- What is being asked: A line-by-line copy of the material below is required.
===== Input =====
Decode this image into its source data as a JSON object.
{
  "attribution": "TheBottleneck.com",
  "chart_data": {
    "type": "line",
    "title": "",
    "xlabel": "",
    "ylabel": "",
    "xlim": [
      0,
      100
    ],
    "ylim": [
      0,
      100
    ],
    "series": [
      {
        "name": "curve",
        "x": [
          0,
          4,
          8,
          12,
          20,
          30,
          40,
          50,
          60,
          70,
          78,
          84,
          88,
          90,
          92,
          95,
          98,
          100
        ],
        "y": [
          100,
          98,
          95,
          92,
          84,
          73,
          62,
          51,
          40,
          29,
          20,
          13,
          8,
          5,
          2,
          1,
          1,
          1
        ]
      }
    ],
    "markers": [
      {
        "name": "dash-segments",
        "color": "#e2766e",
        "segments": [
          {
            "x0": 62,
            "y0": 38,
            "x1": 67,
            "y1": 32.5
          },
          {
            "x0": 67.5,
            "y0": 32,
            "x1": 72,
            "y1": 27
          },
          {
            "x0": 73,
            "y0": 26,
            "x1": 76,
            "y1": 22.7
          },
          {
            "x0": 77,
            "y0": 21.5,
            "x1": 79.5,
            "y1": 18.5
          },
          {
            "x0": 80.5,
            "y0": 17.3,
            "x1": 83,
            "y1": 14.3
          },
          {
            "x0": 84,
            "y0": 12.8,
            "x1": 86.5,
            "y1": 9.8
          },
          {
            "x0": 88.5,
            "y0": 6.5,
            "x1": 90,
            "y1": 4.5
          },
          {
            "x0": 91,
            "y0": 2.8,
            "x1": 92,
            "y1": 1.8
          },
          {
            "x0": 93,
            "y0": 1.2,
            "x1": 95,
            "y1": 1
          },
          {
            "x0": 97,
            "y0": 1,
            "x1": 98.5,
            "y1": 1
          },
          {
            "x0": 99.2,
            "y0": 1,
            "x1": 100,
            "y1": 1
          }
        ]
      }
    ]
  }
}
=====
- Worked solution:
Decode this image into its source data as a JSON object.
{
  "attribution": "TheBottleneck.com",
  "chart_data": {
    "type": "line",
    "title": "",
    "xlabel": "",
    "ylabel": "",
    "xlim": [
      0,
      100
    ],
    "ylim": [
      0,
      100
    ],
    "series": [
      {
        "name": "curve",
        "x": [
          0,
          4,
          8,
          12,
          20,
          30,
          40,
          50,
          60,
          70,
          78,
          84,
          88,
          90,
          92,
          95,
          98,
          100
        ],
        "y": [
          100,
          98,
          95,
          92,
          84,
          73,
          62,
          51,
          40,
          29,
          20,
          13,
          8,
          5,
          2,
          1,
          1,
          1
        ]
      }
    ],
    "markers": [
      {
        "name": "dash-segments",
        "color": "#e2766e",
        "segments": [
          {
            "x0": 62,
            "y0": 38,
            "x1": 67,
            "y1": 32.5
          },
          {
            "x0": 67.5,
            "y0": 32,
            "x1": 72,
            "y1": 27
          },
          {
            "x0": 73,
            "y0": 26,
            "x1": 76,
            "y1": 22.7
          },
          {
            "x0": 77,
            "y0": 21.5,
            "x1": 79.5,
            "y1": 18.5
          },
          {
            "x0": 80.5,
            "y0": 17.3,
            "x1": 83,
            "y1": 14.3
          },
          {
            "x0": 84,
            "y0": 12.8,
            "x1": 86.5,
            "y1": 9.8
          },
          {
            "x0": 88.5,
            "y0": 6.5,
            "x1": 90,
            "y1": 4.5
          },
          {
            "x0": 91,
            "y0": 2.8,
            "x1": 92,
            "y1": 1.8
          },
          {
            "x0": 93,
            "y0": 1.2,
            "x1": 95,
            "y1": 1
          },
          {
            "x0": 97,
            "y0": 1,
            "x1": 98.5,
            "y1": 1
          },
          {
            "x0": 99.2,
            "y0": 1,
            "x1": 100,
            "y1": 1
          }
        ]
      }
    ]
  }
}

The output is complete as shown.